Frank de Boer was sacked by Crystal Palace in September after only 77 days in charge and no points on the board, Craig Shakespeare left Leicester just four months after signing a three-year permanent deal in October, Ronald Koeman was sacked by Everton later that month and West Ham dismissed Slaven Bilic in November.
Also in November, former Stoke boss Tony Pulis was replaced at West Brom by Alan Pardew, Paul Clement was dismissed as Swansea manager in December, while Mark Hughes was replaced by Paul Lambert at Stoke. Lambert has only been in charge for one game, which he won against Huddersfield.
BBC Three Counties Radio sports editor Geoff Doyle:
There has been friction for some time between Marco Silva and those on the board so the worrying dip in Premier League form meant this was only ever going to end one way.
Watford have blamed Everton's approach for Silva, but the first sign of trouble was at the end of August when winger Nordin Amrabat was allowed to leave. Silva was annoyed and hadn't agreed. He let his feelings be known but the response was 'did he not understand the Watford model' in which technical director Filippo Giraldi and the board make the transfer decisions? Was he led to believe he would have more of a say?

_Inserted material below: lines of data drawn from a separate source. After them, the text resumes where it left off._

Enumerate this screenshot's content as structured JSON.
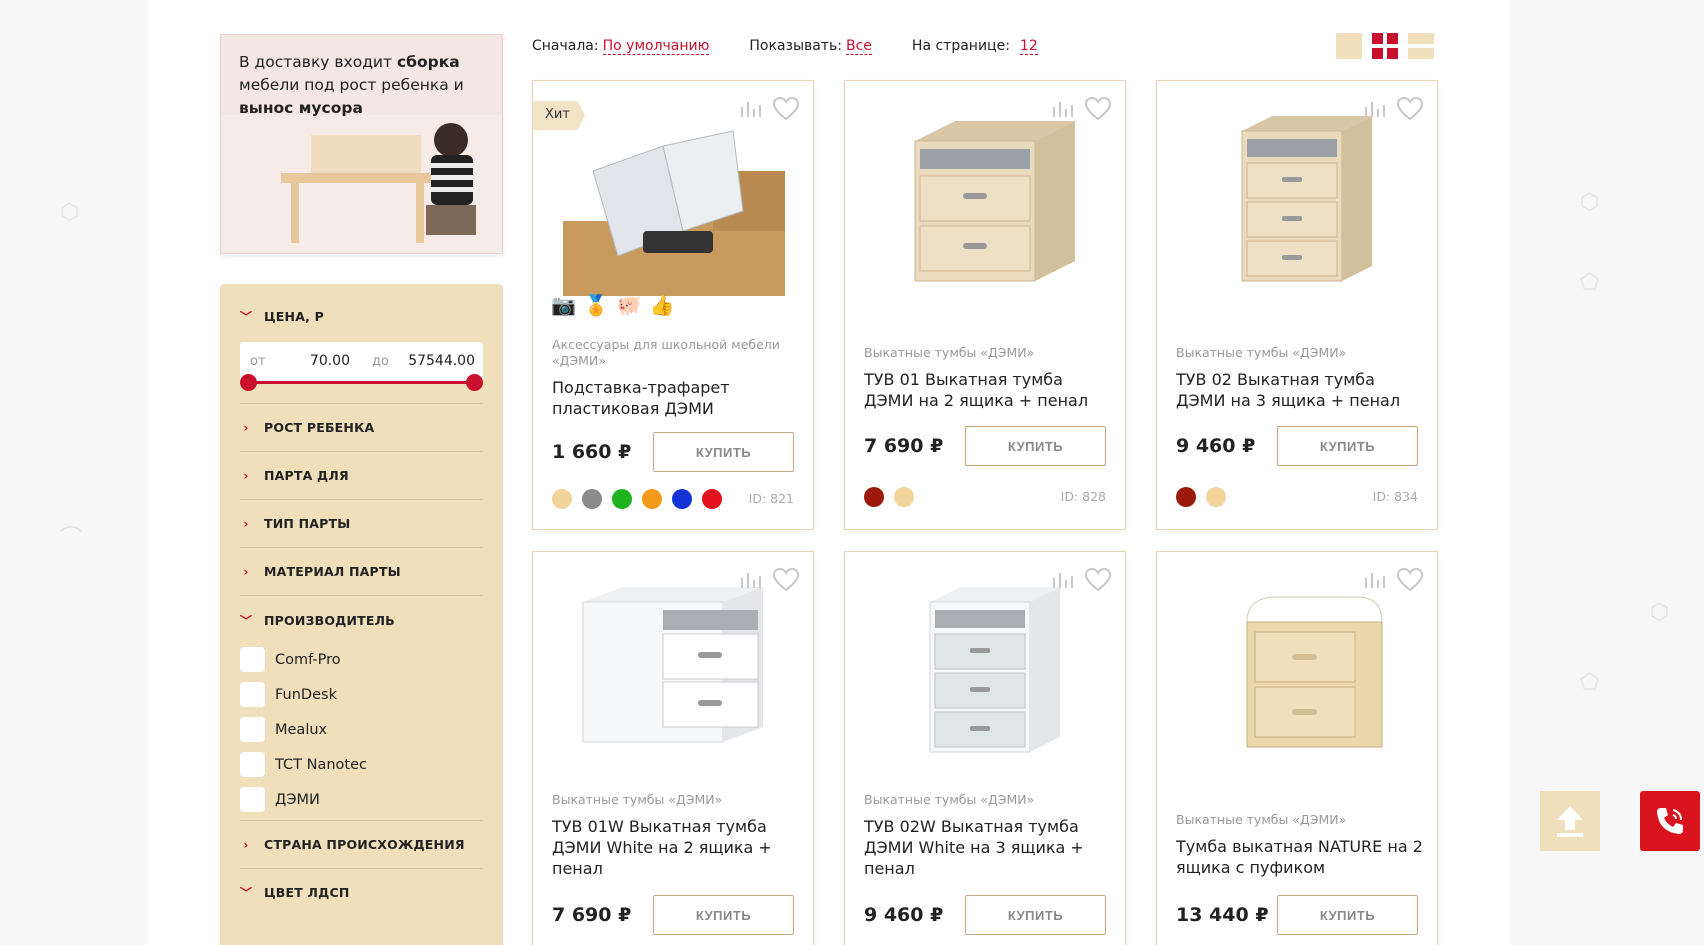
{
  "promo": {
    "line1_pre": "В доставку входит ",
    "line1_bold": "сборка",
    "line2": "мебели под рост ребенка и",
    "line3_bold": "вынос мусора"
  },
  "filters": {
    "price": {
      "label": "ЦЕНА, Р",
      "from_label": "от",
      "from_value": "70.00",
      "to_label": "до",
      "to_value": "57544.00",
      "range_fraction": [
        0,
        1
      ]
    },
    "sections": [
      "РОСТ РЕБЕНКА",
      "ПАРТА ДЛЯ",
      "ТИП ПАРТЫ",
      "МАТЕРИАЛ ПАРТЫ"
    ],
    "manufacturer": {
      "label": "ПРОИЗВОДИТЕЛЬ",
      "options": [
        "Comf-Pro",
        "FunDesk",
        "Mealux",
        "TCT Nanotec",
        "ДЭМИ"
      ]
    },
    "country": "СТРАНА ПРОИСХОЖДЕНИЯ",
    "color": "ЦВЕТ ЛДСП"
  },
  "sortbar": {
    "sort_label": "Сначала:",
    "sort_value": "По умолчанию",
    "show_label": "Показывать:",
    "show_value": "Все",
    "perpage_label": "На странице:",
    "perpage_value": "12"
  },
  "colors": {
    "accent": "#c8102e",
    "beige": "#efdfbb"
  },
  "products": [
    {
      "badge": "Хит",
      "category": "Аксессуары для школьной мебели «ДЭМИ»",
      "title": "Подставка-трафарет пластиковая ДЭМИ",
      "price": "1 660 ₽",
      "buy": "КУПИТЬ",
      "id": "ID: 821",
      "swatches": [
        "#f2d49b",
        "#8a8a8a",
        "#1db31d",
        "#f59a1a",
        "#1233d6",
        "#e3111b"
      ]
    },
    {
      "category": "Выкатные тумбы «ДЭМИ»",
      "title": "ТУВ 01 Выкатная тумба ДЭМИ на 2 ящика + пенал",
      "price": "7 690 ₽",
      "buy": "КУПИТЬ",
      "id": "ID: 828",
      "swatches": [
        "#9c1a0c",
        "#f2d49b"
      ]
    },
    {
      "category": "Выкатные тумбы «ДЭМИ»",
      "title": "ТУВ 02 Выкатная тумба ДЭМИ на 3 ящика + пенал",
      "price": "9 460 ₽",
      "buy": "КУПИТЬ",
      "id": "ID: 834",
      "swatches": [
        "#9c1a0c",
        "#f2d49b"
      ]
    },
    {
      "category": "Выкатные тумбы «ДЭМИ»",
      "title": "ТУВ 01W Выкатная тумба ДЭМИ White на 2 ящика + пенал",
      "price": "7 690 ₽",
      "buy": "КУПИТЬ"
    },
    {
      "category": "Выкатные тумбы «ДЭМИ»",
      "title": "ТУВ 02W Выкатная тумба ДЭМИ White на 3 ящика + пенал",
      "price": "9 460 ₽",
      "buy": "КУПИТЬ"
    },
    {
      "category": "Выкатные тумбы «ДЭМИ»",
      "title": "Тумба выкатная NATURE на 2 ящика с пуфиком",
      "price": "13 440 ₽",
      "buy": "КУПИТЬ"
    }
  ]
}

Silva has blamed injuries for the bad run of late. He wanted players in this month but the board disagreed and the tension mounted. Silva said the club had to 'grow up' by getting things right behind the scenes. Defeat at Leicester was the final straw for the board with relegation on their mind. New players are desperately needed but if the board didn't trust Silva then why give him players he wanted?
Will top managers/coaches steer clear with this model in place? A model in which the head coach doesn't have as much control as he wants and inevitably leads to friction?